PM: And one of your records was a Don Dixon production, right?
AC: Yeah, that was a rock/pop record that Don produced down in Charlotte. Rootsy, too, though with some country elements. A lot of what they're calling alt-country now has been around for years, and Peter's band The Skydiggers was very much in that vein.
PC: Right, The Skydiggers sounded more like we do today as The Cash Brothers than Andrew's solo stuff did. The Skydiggers started out acoustic, with emphasis on vocal harmony, which carried on into the act we're now doing.
PM: Though now you've got the DNA factor on your side. A lot of vocal bands would kill for that formula.
AC: Right. Even though harmony was very important in all our earlier records, there is something biological that happens with siblings.
PM: I like The Cash Brothers harmonies very much, there's a lot of savvy to the arranging. It's more Everly-esque, the way the harmony voice is generally below the lead.

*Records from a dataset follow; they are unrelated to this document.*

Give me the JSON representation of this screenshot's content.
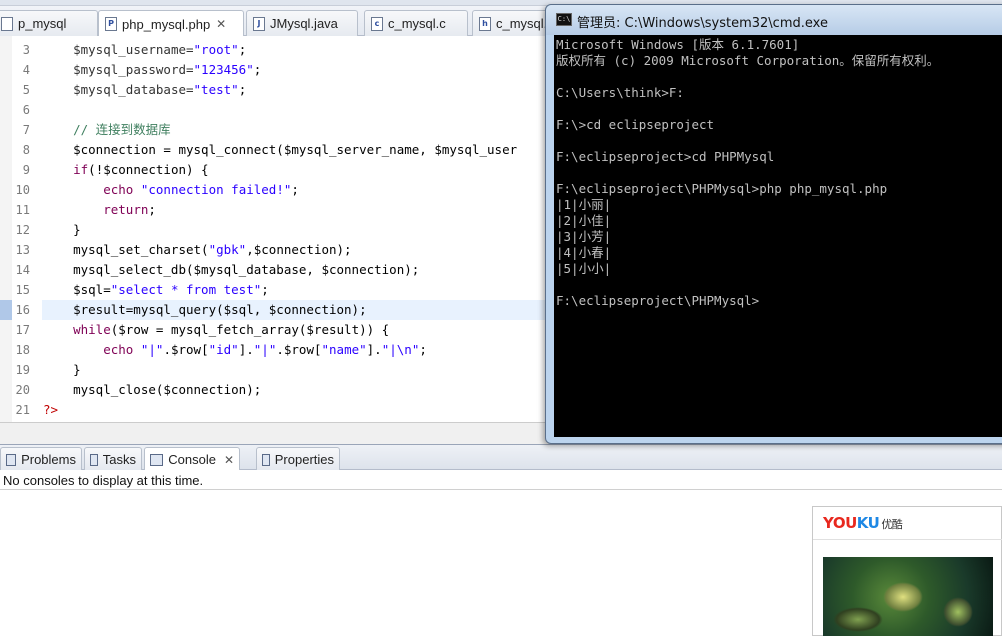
{
  "editor_tabs": [
    {
      "label": "p_mysql",
      "icon": "file-icon"
    },
    {
      "label": "php_mysql.php",
      "icon": "php-file-icon",
      "active": true,
      "closable": true
    },
    {
      "label": "JMysql.java",
      "icon": "java-file-icon"
    },
    {
      "label": "c_mysql.c",
      "icon": "c-file-icon"
    },
    {
      "label": "c_mysql.h",
      "icon": "h-file-icon"
    }
  ],
  "code": {
    "current_line": "16",
    "lines": [
      {
        "n": "3",
        "text": "    $mysql_username=\"root\";"
      },
      {
        "n": "4",
        "text": "    $mysql_password=\"123456\";"
      },
      {
        "n": "5",
        "text": "    $mysql_database=\"test\";"
      },
      {
        "n": "6",
        "text": ""
      },
      {
        "n": "7",
        "text": "    // 连接到数据库"
      },
      {
        "n": "8",
        "text": "    $connection = mysql_connect($mysql_server_name, $mysql_user"
      },
      {
        "n": "9",
        "text": "    if(!$connection) {"
      },
      {
        "n": "10",
        "text": "        echo \"connection failed!\";"
      },
      {
        "n": "11",
        "text": "        return;"
      },
      {
        "n": "12",
        "text": "    }"
      },
      {
        "n": "13",
        "text": "    mysql_set_charset(\"gbk\",$connection);"
      },
      {
        "n": "14",
        "text": "    mysql_select_db($mysql_database, $connection);"
      },
      {
        "n": "15",
        "text": "    $sql=\"select * from test\";"
      },
      {
        "n": "16",
        "text": "    $result=mysql_query($sql, $connection);"
      },
      {
        "n": "17",
        "text": "    while($row = mysql_fetch_array($result)) {"
      },
      {
        "n": "18",
        "text": "        echo \"|\".$row[\"id\"].\"|\".$row[\"name\"].\"|\\n\";"
      },
      {
        "n": "19",
        "text": "    }"
      },
      {
        "n": "20",
        "text": "    mysql_close($connection);"
      },
      {
        "n": "21",
        "text": "?>"
      }
    ]
  },
  "panel_tabs": [
    {
      "label": "Problems",
      "icon": "problems-icon"
    },
    {
      "label": "Tasks",
      "icon": "tasks-icon"
    },
    {
      "label": "Console",
      "icon": "console-icon",
      "active": true,
      "closable": true
    },
    {
      "label": "Properties",
      "icon": "properties-icon"
    }
  ],
  "console": {
    "message": "No consoles to display at this time."
  },
  "cmd": {
    "title": "管理员: C:\\Windows\\system32\\cmd.exe",
    "lines": [
      "Microsoft Windows [版本 6.1.7601]",
      "版权所有 (c) 2009 Microsoft Corporation。保留所有权利。",
      "",
      "C:\\Users\\think>F:",
      "",
      "F:\\>cd eclipseproject",
      "",
      "F:\\eclipseproject>cd PHPMysql",
      "",
      "F:\\eclipseproject\\PHPMysql>php php_mysql.php",
      "|1|小丽|",
      "|2|小佳|",
      "|3|小芳|",
      "|4|小春|",
      "|5|小小|",
      "",
      "F:\\eclipseproject\\PHPMysql>"
    ]
  },
  "youku": {
    "brand_you": "YOU",
    "brand_ku": "KU",
    "brand_cn": "优酷"
  }
}
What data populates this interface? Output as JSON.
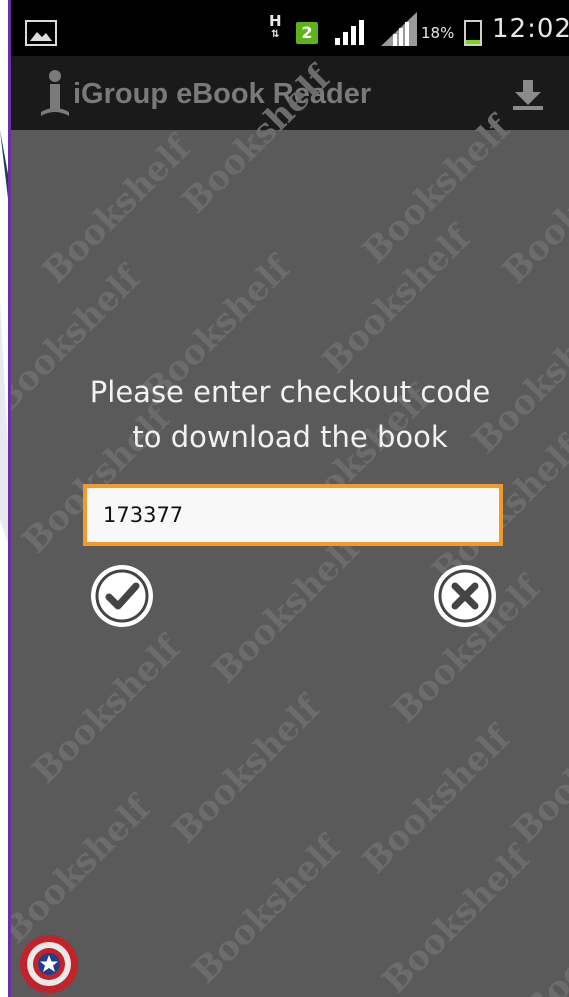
{
  "statusbar": {
    "network_type": "H",
    "sim_number": "2",
    "battery_percent": "18%",
    "time": "12:02",
    "battery_level": 0.18
  },
  "titlebar": {
    "app_title": "iGroup eBook Reader",
    "download_icon": "download-icon",
    "logo_icon": "reader-logo-icon"
  },
  "main": {
    "prompt_line1": "Please enter checkout code",
    "prompt_line2": "to download the book",
    "code_value": "173377",
    "confirm_icon": "check-circle-icon",
    "cancel_icon": "close-circle-icon",
    "watermark_text": "Bookshelf"
  },
  "colors": {
    "background": "#5a5a5a",
    "titlebar": "#1a1a1a",
    "input_border": "#f19b2c",
    "sim_badge": "#5fb219",
    "frame_accent": "#6b2fa3"
  }
}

AC: It's interesting that you notice that, because that's a defining characteristic of how we do our thing.
PM: It darkens and deepens the melody, instead of sweetening it.
AC: Since it's not the approach that comes to you first, you have to be decided on that angle.
PM: I've noticed on radio and in the press, that when people are talking to Gillian Welch and David Rawlings, they're talking about the harmonies, and their unusual and tense arrangement of them, it's a new camp topic. David was saying how being a duo allowed him the freedom to sing the third or the fifth, whichever had the best color for the line. And with you guys, although you do tend to sing the harmony below the lead, it doesn't sound overly Everly.
AC: I like that. And, you know, although people invariably bring up the Everly Brothers for obvious reasons, we never really spent much time listening to them. We probably will now, but didn't back then. I heard "Cathy's Clown" recently, and it really blew me away.
PM: That's a spooky cut. And there's some great acoustic rhythm playing on their records. Adult investigation of those songs, rather than a nostalgic memory of them, it's educational.
AC: It's true. When we were driving in from Atlanta today, the radio was playing a bunch of old Steely Dan songs. I wasn't interested in them in my youth, but I certainly hear how great it is now.
PM: So, Peter's group The Skydiggers did four records, and Andrew did three solo discs and one with Ursula, right?
AC: Yeah, and I had another group, L' Etranger, that put out a few EPs as well. That was my first band.
PM: So, for our readers that either know you already, or that dig the clips on our Listen page, which previous record would each of you recommend most highly?
AC: For me, it would be a '93 record called Hi.
PC: Mine would be a record called Restless. continue